# WHAT YOU WILL DO:
Repeat every entry exactly. Pictures stay out.

***** GIVEN RECORDS *****

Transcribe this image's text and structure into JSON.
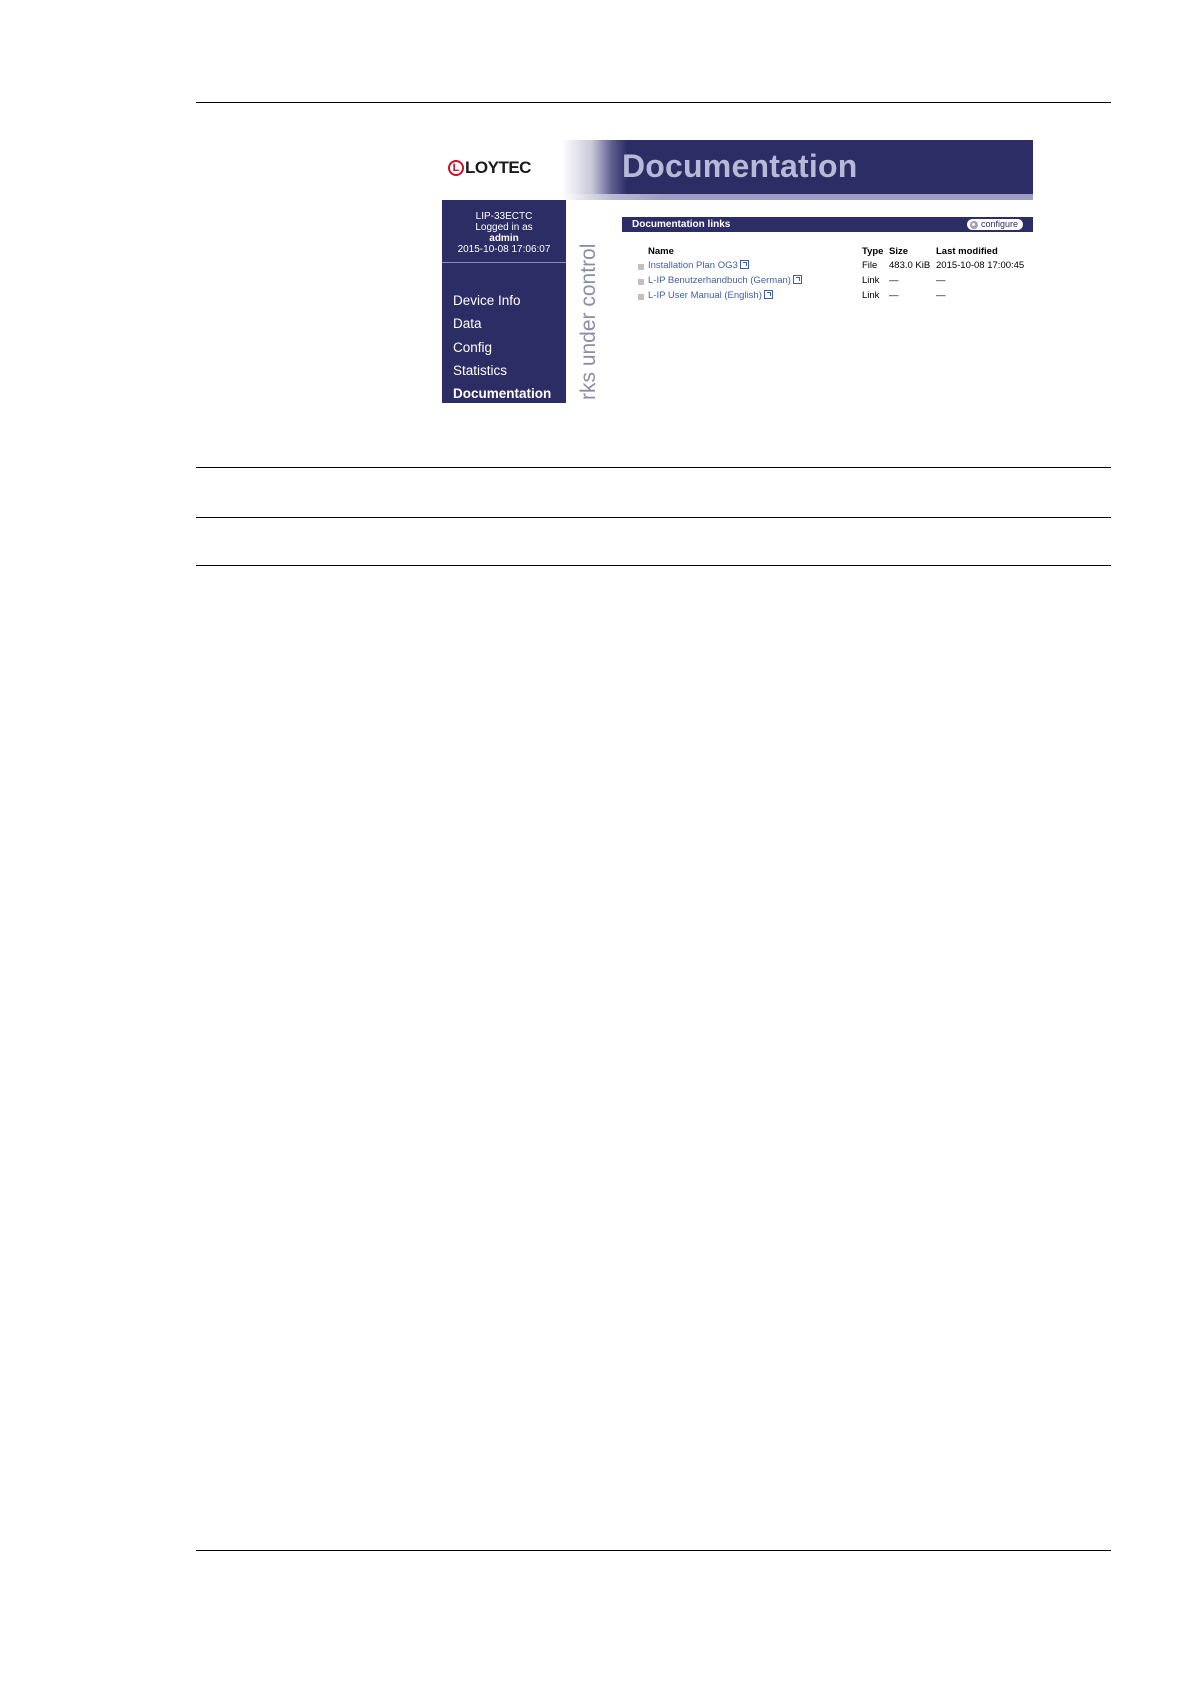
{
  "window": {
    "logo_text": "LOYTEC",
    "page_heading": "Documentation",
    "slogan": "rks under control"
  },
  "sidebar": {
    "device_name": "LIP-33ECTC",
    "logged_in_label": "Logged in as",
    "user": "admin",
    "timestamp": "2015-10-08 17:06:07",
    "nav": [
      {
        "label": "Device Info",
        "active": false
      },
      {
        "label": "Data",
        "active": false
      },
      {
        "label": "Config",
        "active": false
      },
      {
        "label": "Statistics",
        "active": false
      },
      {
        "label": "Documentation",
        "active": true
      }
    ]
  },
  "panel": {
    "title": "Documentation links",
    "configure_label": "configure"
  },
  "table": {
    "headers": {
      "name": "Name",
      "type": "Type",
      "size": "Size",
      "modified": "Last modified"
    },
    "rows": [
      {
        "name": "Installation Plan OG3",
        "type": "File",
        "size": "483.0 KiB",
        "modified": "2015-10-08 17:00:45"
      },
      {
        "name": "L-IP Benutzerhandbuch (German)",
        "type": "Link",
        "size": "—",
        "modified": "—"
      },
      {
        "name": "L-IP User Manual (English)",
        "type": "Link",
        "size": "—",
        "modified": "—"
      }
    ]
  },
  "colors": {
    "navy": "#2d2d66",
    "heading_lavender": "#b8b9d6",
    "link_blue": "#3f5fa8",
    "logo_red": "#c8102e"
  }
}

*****

# FINAL ANSWER:
Transcribe this image's text and structure into JSON.
{
  "window": {
    "logo_text": "LOYTEC",
    "page_heading": "Documentation",
    "slogan": "rks under control"
  },
  "sidebar": {
    "device_name": "LIP-33ECTC",
    "logged_in_label": "Logged in as",
    "user": "admin",
    "timestamp": "2015-10-08 17:06:07",
    "nav": [
      {
        "label": "Device Info",
        "active": false
      },
      {
        "label": "Data",
        "active": false
      },
      {
        "label": "Config",
        "active": false
      },
      {
        "label": "Statistics",
        "active": false
      },
      {
        "label": "Documentation",
        "active": true
      }
    ]
  },
  "panel": {
    "title": "Documentation links",
    "configure_label": "configure"
  },
  "table": {
    "headers": {
      "name": "Name",
      "type": "Type",
      "size": "Size",
      "modified": "Last modified"
    },
    "rows": [
      {
        "name": "Installation Plan OG3",
        "type": "File",
        "size": "483.0 KiB",
        "modified": "2015-10-08 17:00:45"
      },
      {
        "name": "L-IP Benutzerhandbuch (German)",
        "type": "Link",
        "size": "—",
        "modified": "—"
      },
      {
        "name": "L-IP User Manual (English)",
        "type": "Link",
        "size": "—",
        "modified": "—"
      }
    ]
  },
  "colors": {
    "navy": "#2d2d66",
    "heading_lavender": "#b8b9d6",
    "link_blue": "#3f5fa8",
    "logo_red": "#c8102e"
  }
}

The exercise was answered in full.